After finally getting the wife to use our digital camera (anything more than a phone cam is to advanced for me) we were able to get a decently clear shot of the top stamp. The 1835 looks like individual punch stamps. The made in belgium almost look like a machine stamp. Any ideas? The made in belgium is not as deep as the 1835 either.

psychohellbilly666
November 3, 2009, 10:02 PM
Hope these help to.

Scorch
November 4, 2009, 02:46 AM
I would say 1835 is a serial number. Marking export products for country of origin only became common after WWI, and only required after WWII. I have seen many, many Belgian-made shotguns and rifles made during the late 1800s-early 1900s that have no marks on them save the proofs to tell you where the gun originated. Flintlocks were more common in America than Europe, but in Europe were more common on military weapons, which this one does not appear to be. The roll-mark for country of origin and the crude number stamp makes me think this is a post-1960s firearm for the American market.

psychohellbilly666
November 4, 2009, 11:18 AM
Just heard from a guy who looked at the rifle and he is a collector of revolutionary and civil war relics. He thinks that from what he knows and has read that the rifle does appear to be a copy of a 1774 french flintlock musket. Sais was probably time correct to 1835 made by belgian manufacturer leige. Said the elg if the stamp for standard quality from nearly all of the 19th century. Also said the made in belgium stamp probably came later around turn of the 20th century at which time was probably imported to the states. Said possible a 60 cal musket. And approximate value between 250 and 500. Does this sound close to everyone else.

koolminx
November 4, 2009, 11:37 AM
It looked more french than it did Belgian to me... Likely a Belgian copy like he said...

jaguarxk120
November 4, 2009, 12:16 PM
As clear as the stampings are, I would give that piece no more than 20 years old. Not very old by todays standards. I have a Browning thats over 50 years old and the stamps arn't that crisp.

gyvel
November 4, 2009, 12:35 PM
The roll-mark for country of origin and the crude number stamp makes me think this is a post-1960s firearm for the American market.

Nope, that style of Liege proof was only used between 1811 and 1892.

psychohellbilly666
November 4, 2009, 12:56 PM
I'm kinda inclined to rely on my collector source as (although I am no expert) I do realize the the depth of stamps isn't necessarily a good gauge on age, as I also have a double barrel Eclipse gun co shotgun that I can personally date to the lat 1800's that the markings are clean and crisp as can be. It also has the elg stamp but they appear in a circle with a crown on it which I have been told is belgian fro same period only their proof for their superior products. But thanks everyone for their input. Would appreciate anymore input anyone has.

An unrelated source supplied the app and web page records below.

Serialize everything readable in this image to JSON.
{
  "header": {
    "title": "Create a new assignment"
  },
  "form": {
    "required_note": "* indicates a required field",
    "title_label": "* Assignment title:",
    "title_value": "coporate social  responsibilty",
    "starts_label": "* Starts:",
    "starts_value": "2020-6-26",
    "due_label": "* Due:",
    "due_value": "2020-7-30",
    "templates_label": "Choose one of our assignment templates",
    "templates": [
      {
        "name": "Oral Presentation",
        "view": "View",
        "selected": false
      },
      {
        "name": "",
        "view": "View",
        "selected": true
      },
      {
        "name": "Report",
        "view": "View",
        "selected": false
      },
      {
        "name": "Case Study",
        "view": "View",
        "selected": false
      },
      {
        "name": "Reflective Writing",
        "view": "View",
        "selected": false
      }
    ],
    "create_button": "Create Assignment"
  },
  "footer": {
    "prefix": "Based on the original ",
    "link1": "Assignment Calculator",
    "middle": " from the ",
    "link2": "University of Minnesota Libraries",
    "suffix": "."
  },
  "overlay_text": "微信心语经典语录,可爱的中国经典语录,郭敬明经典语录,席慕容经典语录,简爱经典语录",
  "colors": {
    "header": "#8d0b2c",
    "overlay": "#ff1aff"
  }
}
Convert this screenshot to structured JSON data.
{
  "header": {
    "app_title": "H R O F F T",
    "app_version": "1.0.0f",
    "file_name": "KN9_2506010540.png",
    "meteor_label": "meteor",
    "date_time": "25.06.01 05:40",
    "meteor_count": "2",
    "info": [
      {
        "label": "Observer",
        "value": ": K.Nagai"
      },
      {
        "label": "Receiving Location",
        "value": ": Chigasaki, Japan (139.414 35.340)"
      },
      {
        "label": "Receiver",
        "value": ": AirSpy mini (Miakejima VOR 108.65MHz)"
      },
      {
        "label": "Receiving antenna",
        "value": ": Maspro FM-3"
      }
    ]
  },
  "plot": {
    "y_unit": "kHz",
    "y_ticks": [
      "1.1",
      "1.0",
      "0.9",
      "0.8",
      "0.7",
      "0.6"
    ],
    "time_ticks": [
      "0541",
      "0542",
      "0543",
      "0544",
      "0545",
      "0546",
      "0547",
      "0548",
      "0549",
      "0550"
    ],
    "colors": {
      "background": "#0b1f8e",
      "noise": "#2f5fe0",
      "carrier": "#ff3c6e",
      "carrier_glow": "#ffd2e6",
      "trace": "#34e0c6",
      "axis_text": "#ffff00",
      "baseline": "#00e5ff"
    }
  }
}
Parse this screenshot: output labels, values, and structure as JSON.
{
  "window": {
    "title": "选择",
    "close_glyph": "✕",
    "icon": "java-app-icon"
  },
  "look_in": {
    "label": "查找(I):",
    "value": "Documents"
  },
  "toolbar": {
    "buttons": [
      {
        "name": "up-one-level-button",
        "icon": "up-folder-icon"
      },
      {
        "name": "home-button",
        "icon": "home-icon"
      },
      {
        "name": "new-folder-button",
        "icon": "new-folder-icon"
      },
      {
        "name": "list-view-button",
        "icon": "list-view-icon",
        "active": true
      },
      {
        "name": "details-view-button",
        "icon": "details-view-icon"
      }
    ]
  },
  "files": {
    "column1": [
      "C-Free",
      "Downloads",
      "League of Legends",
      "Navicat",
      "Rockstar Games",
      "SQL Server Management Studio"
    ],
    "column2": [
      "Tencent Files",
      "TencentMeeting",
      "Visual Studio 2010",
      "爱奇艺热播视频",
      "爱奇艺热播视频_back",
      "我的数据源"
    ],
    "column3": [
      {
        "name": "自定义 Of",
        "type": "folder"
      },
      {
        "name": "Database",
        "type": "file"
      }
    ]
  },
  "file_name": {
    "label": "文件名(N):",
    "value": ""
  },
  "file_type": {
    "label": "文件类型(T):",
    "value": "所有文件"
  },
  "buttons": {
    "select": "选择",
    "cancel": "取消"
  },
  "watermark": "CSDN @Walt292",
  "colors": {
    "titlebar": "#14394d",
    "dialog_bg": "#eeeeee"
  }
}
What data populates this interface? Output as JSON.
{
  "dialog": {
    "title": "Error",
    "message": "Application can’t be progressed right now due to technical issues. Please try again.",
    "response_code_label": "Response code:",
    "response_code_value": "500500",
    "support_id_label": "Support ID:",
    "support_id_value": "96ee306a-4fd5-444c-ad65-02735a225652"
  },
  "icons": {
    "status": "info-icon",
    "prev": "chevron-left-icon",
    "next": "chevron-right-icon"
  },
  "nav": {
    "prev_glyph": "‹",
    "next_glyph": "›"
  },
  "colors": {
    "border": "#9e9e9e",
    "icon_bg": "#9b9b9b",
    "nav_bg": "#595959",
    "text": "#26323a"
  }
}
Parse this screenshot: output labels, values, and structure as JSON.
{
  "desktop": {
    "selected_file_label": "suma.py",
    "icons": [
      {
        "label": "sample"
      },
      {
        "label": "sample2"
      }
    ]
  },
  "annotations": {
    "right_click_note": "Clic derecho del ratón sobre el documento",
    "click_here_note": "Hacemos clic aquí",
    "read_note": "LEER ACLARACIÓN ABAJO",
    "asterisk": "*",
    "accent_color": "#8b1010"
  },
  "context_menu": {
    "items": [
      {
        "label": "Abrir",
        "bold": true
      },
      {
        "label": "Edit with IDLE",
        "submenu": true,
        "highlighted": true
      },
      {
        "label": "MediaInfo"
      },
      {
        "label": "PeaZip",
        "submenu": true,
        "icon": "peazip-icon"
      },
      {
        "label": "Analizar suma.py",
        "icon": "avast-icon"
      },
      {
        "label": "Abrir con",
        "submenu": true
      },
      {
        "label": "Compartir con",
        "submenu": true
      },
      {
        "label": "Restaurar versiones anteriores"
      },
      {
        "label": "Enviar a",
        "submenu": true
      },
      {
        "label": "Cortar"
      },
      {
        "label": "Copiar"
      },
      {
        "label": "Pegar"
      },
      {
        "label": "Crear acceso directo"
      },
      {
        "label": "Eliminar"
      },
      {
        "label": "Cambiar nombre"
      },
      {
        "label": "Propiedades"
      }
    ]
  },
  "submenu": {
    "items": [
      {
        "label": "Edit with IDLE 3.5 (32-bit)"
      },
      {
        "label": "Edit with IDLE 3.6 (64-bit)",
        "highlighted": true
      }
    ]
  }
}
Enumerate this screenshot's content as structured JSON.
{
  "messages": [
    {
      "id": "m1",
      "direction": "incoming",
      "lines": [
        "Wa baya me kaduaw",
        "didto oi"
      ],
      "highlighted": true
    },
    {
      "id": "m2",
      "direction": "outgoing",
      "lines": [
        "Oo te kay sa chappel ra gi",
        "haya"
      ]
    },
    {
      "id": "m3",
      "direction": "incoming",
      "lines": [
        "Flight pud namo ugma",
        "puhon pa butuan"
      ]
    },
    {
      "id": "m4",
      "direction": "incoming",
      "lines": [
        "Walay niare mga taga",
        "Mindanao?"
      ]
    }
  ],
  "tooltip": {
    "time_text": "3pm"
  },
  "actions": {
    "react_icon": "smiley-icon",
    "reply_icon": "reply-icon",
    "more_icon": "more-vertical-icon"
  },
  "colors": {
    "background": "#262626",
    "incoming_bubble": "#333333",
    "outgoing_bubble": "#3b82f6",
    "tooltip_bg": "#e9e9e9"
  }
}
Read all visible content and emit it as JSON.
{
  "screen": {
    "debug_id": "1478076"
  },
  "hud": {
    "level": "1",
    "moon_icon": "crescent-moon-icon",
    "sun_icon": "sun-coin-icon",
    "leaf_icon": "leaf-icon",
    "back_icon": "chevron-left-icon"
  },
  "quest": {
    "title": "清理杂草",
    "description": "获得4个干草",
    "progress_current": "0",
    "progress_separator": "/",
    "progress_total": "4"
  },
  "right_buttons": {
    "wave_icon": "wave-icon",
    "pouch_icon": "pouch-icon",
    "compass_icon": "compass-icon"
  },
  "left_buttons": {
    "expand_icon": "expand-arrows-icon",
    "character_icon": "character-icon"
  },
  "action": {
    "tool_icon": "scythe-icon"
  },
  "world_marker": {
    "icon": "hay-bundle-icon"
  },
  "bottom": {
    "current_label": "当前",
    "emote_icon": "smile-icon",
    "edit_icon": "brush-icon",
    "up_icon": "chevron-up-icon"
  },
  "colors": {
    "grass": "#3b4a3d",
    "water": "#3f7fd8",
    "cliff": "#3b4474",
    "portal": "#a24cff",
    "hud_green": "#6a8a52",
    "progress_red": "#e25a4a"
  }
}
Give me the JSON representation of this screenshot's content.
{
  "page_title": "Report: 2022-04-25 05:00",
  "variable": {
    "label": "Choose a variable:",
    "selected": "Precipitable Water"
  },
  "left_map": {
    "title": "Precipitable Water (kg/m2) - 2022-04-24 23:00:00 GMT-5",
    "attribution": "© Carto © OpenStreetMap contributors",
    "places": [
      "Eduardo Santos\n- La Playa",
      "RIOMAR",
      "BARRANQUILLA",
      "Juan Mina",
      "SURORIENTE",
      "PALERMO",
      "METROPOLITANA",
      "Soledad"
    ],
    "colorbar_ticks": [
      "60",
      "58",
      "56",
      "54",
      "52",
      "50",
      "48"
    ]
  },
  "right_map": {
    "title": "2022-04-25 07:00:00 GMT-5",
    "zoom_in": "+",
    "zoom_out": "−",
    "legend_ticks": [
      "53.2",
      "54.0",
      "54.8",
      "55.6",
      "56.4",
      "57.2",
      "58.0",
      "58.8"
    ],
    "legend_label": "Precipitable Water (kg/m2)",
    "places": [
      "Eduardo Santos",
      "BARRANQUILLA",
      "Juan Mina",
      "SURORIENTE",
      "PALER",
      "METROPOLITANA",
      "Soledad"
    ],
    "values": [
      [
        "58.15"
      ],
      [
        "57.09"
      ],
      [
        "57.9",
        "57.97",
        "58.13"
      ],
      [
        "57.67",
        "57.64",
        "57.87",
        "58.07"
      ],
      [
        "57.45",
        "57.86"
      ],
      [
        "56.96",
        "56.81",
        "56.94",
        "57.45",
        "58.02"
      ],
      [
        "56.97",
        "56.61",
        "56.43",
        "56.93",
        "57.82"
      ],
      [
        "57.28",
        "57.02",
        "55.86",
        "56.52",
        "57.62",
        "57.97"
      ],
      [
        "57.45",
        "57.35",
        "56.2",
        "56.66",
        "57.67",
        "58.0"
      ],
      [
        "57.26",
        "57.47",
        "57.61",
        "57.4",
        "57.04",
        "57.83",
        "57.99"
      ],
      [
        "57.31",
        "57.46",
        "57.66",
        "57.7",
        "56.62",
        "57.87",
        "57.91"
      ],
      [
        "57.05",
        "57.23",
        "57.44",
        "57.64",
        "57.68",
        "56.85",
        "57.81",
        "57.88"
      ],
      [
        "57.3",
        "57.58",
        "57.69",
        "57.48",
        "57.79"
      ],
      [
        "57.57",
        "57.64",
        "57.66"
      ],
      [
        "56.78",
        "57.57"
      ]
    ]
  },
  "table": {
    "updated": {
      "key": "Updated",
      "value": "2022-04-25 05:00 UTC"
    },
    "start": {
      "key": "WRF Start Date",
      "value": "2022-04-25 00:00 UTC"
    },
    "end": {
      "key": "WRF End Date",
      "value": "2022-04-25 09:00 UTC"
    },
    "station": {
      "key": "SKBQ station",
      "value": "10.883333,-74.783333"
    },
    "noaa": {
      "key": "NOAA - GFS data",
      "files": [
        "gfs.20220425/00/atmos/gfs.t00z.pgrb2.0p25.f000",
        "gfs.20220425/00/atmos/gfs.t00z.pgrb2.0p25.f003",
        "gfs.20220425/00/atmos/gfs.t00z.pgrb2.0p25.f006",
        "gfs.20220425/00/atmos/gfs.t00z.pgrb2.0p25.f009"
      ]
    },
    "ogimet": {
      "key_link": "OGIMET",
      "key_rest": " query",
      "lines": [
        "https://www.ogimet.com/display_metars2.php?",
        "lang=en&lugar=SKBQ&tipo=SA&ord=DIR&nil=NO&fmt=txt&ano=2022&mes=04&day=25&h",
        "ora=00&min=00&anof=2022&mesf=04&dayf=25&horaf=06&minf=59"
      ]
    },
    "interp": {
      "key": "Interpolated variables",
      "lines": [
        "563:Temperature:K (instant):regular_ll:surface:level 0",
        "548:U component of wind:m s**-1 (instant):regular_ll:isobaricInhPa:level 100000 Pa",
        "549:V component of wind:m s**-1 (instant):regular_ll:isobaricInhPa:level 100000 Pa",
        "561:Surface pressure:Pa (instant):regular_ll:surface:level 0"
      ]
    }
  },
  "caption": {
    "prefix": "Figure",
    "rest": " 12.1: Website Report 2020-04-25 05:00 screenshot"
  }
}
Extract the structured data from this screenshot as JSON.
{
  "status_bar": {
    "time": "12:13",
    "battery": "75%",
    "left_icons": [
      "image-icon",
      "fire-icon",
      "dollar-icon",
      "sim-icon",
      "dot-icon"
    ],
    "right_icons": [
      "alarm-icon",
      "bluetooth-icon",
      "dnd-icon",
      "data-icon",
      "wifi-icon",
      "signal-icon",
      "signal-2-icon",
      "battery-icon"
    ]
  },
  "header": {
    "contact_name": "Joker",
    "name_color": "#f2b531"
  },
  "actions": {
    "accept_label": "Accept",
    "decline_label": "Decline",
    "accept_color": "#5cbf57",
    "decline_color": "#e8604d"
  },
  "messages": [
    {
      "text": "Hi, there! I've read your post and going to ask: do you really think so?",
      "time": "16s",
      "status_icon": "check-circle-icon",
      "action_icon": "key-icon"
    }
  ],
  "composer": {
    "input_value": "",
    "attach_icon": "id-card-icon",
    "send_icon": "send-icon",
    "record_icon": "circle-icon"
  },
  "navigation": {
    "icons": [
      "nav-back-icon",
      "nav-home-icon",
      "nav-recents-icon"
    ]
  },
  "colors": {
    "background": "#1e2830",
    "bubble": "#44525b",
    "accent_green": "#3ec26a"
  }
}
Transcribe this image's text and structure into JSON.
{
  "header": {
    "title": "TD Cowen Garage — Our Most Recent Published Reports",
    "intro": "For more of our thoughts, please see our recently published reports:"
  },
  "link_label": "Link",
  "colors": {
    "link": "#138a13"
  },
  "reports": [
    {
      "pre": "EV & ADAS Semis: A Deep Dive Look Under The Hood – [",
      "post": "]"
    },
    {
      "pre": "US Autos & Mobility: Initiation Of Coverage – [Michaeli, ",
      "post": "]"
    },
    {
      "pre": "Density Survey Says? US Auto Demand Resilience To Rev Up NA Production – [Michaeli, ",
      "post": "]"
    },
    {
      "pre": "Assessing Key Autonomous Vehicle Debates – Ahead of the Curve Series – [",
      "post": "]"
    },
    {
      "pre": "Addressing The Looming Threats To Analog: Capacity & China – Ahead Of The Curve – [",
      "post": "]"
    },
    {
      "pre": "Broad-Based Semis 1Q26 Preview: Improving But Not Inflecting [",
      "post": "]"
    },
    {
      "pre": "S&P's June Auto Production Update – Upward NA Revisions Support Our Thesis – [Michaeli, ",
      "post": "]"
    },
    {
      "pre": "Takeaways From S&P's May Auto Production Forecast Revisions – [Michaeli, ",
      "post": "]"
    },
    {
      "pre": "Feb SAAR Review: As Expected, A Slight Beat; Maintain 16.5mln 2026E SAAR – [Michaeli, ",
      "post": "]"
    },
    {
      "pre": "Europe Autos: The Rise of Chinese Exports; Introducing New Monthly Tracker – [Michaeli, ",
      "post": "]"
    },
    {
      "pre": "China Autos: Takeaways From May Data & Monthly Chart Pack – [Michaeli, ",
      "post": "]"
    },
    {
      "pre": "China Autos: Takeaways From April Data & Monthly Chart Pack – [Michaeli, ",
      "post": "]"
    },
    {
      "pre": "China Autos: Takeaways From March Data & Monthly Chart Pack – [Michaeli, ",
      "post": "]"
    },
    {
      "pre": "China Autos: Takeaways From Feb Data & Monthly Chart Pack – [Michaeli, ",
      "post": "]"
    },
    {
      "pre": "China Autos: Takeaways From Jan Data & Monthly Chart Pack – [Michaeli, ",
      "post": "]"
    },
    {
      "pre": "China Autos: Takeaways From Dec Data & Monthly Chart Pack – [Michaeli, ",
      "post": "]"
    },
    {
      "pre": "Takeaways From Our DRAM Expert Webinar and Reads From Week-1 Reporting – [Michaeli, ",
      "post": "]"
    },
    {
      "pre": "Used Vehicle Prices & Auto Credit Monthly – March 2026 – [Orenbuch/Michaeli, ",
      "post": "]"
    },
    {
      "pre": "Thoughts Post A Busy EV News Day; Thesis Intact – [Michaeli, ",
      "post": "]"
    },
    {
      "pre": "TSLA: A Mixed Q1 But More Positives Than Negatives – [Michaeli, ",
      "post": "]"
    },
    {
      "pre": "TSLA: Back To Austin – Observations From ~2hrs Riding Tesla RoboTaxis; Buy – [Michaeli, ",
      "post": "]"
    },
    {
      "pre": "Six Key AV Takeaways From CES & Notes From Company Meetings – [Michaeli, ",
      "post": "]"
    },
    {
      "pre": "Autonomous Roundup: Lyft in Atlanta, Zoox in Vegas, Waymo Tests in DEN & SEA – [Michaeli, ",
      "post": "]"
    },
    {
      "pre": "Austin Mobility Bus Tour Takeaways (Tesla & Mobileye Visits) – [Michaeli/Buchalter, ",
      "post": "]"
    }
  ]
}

jaguarxk120
November 4, 2009, 03:33 PM
Your pictures are so out of focus that is is very hard to tell what you have. One thing that gives it away is the picture if the proof mark, not the mark but the screw holding the side plate, it is sharp and very defined. If this was a very old gun the screw head would be rounded off.
A place to look is inside or the bottom of the screw slots, if you can see milling marks from modern machinery, this is a reproduction. And it is a very good chance it is.
One other place to look is inside of the lock, how it is made will tell you more than anything.

Last you need to find a good blackpowder shop in your area, chances are the smith can tell you more.

I don't mean people at the local sport shop, most of the time they don't know which end the bullet comes out of!!

Last better pictures, in focus will be a great help.

gyvel
November 5, 2009, 02:31 AM
. It also has the elg stamp but they appear in a circle with a crown on it which I have been told is belgian fro same period only their proof for their superior products.

That proof was from 1893 on.